Eating more broccoli might be just what you need to combat brain aging.
A new study recently published in the journal Frontiers in Immunology found that fiber-rich foods, such as broccoli, nuts and beans, could trigger the making of a short-chain fatty acid that has anti-inflammatory qualities. This activation could help postpone brain aging.
A previous study showed that a drug form of butyrate [byoo-tuh-reyt], a short-chain fatty acid produced when fiber is agitated, can improve memory and reduce inflammation in mice. The University of Illinois researchers wondered if increasing fiber intake could produce the same results.

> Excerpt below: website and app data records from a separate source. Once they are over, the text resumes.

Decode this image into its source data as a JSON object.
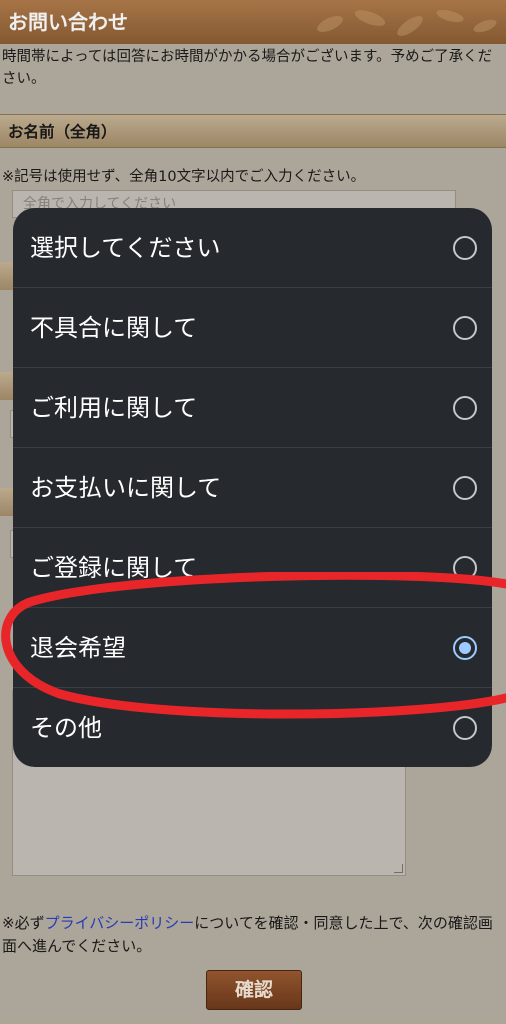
{
  "page": {
    "title": "お問い合わせ",
    "intro": "時間帯によっては回答にお時間がかかる場合がございます。予めご了承ください。",
    "name_section": {
      "heading": "お名前（全角）",
      "note": "※記号は使用せず、全角10文字以内でご入力ください。",
      "placeholder": "全角で入力してください"
    },
    "footer": {
      "prefix": "※必ず",
      "link": "プライバシーポリシー",
      "suffix": "についてを確認・同意した上で、次の確認画面へ進んでください。"
    },
    "confirm_label": "確認"
  },
  "dialog": {
    "options": [
      {
        "label": "選択してください",
        "selected": false
      },
      {
        "label": "不具合に関して",
        "selected": false
      },
      {
        "label": "ご利用に関して",
        "selected": false
      },
      {
        "label": "お支払いに関して",
        "selected": false
      },
      {
        "label": "ご登録に関して",
        "selected": false
      },
      {
        "label": "退会希望",
        "selected": true
      },
      {
        "label": "その他",
        "selected": false
      }
    ]
  },
  "colors": {
    "accent_radio": "#9ecbff",
    "annotation": "#e8262a",
    "header": "#9a6a3e",
    "link": "#2a3fc2"
  }
}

To find out, the team fed young and aging mice high- and low-fiber diets. They measured the levels of butyrate in the blood and levels of pro-inflammatory substances in the intestines of the mice. Results from the study showed high-fiber diets raised butyrate in the blood of mice in both age groups. Aging mice consuming high-fiber diets saw such a large decrease in intestinal inflammation that their intestines looked the same as the younger mice.
If high-fiber diets had this kind of effect on the gut, what could it do for inflammation in the brain? Inflammation of the brain’s microglia, a type of brain immune cell, was found to have decreased on a high-fiber diet. The researchers think that this might be thanks to lower production of a pro-inflammatory chemical that is linked with Alzheimer’s disease.

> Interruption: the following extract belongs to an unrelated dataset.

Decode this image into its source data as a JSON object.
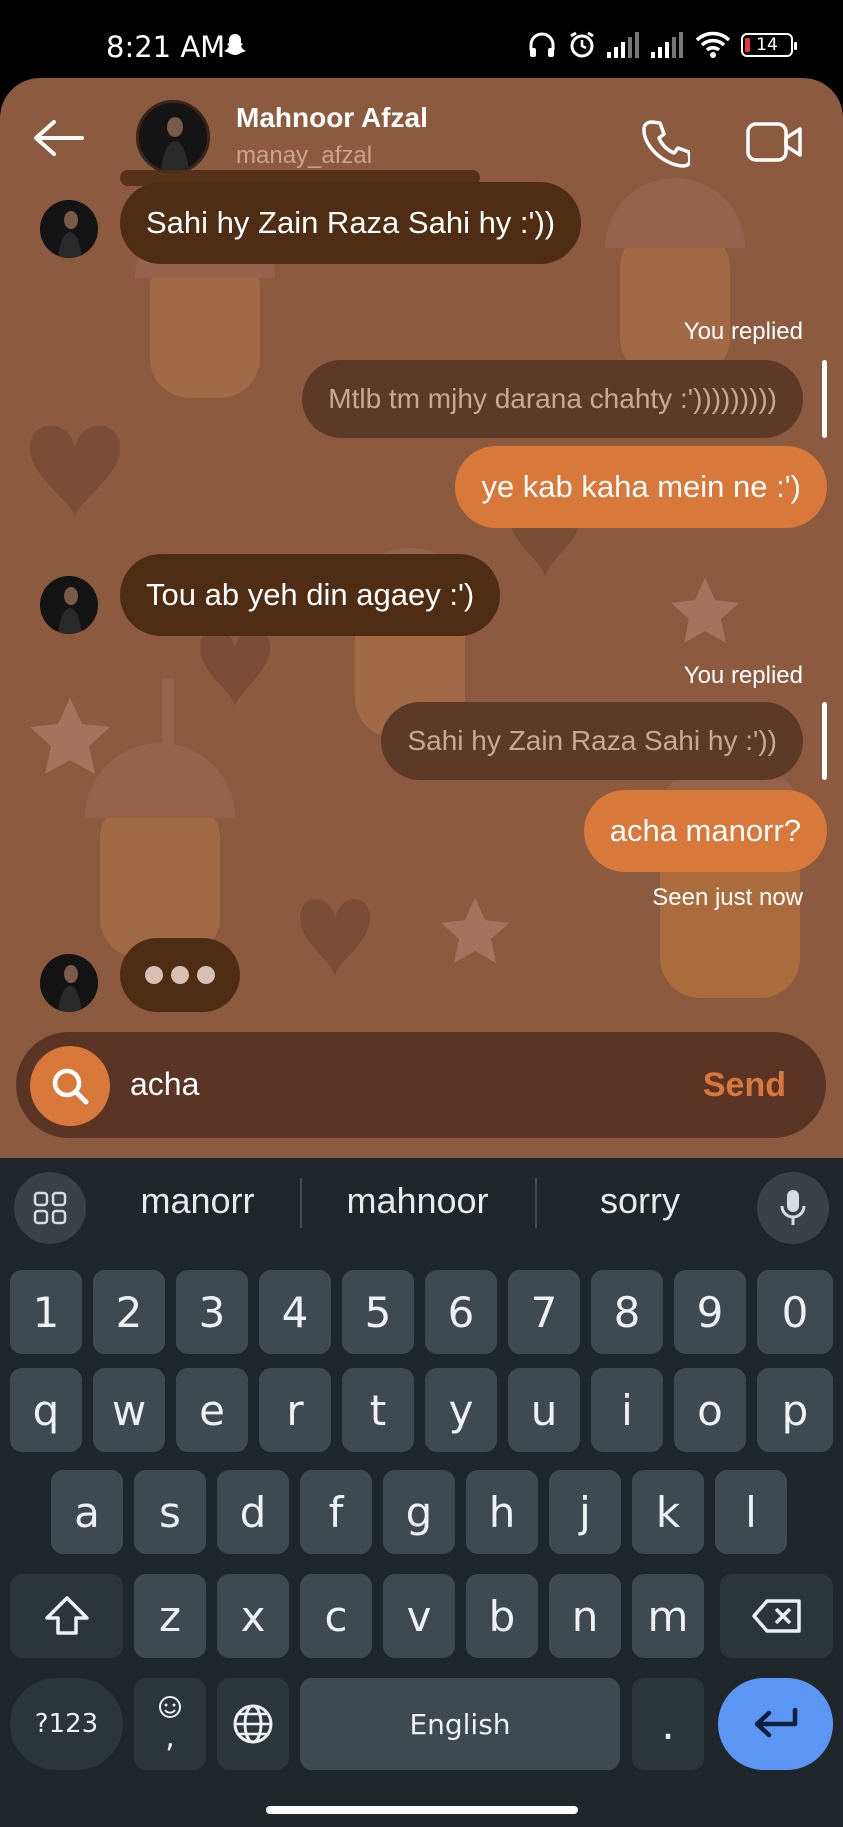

What you eat matters in all aspects of your overall health. If you’re worried about keeping your brain young, consider adding more fiber into your diet.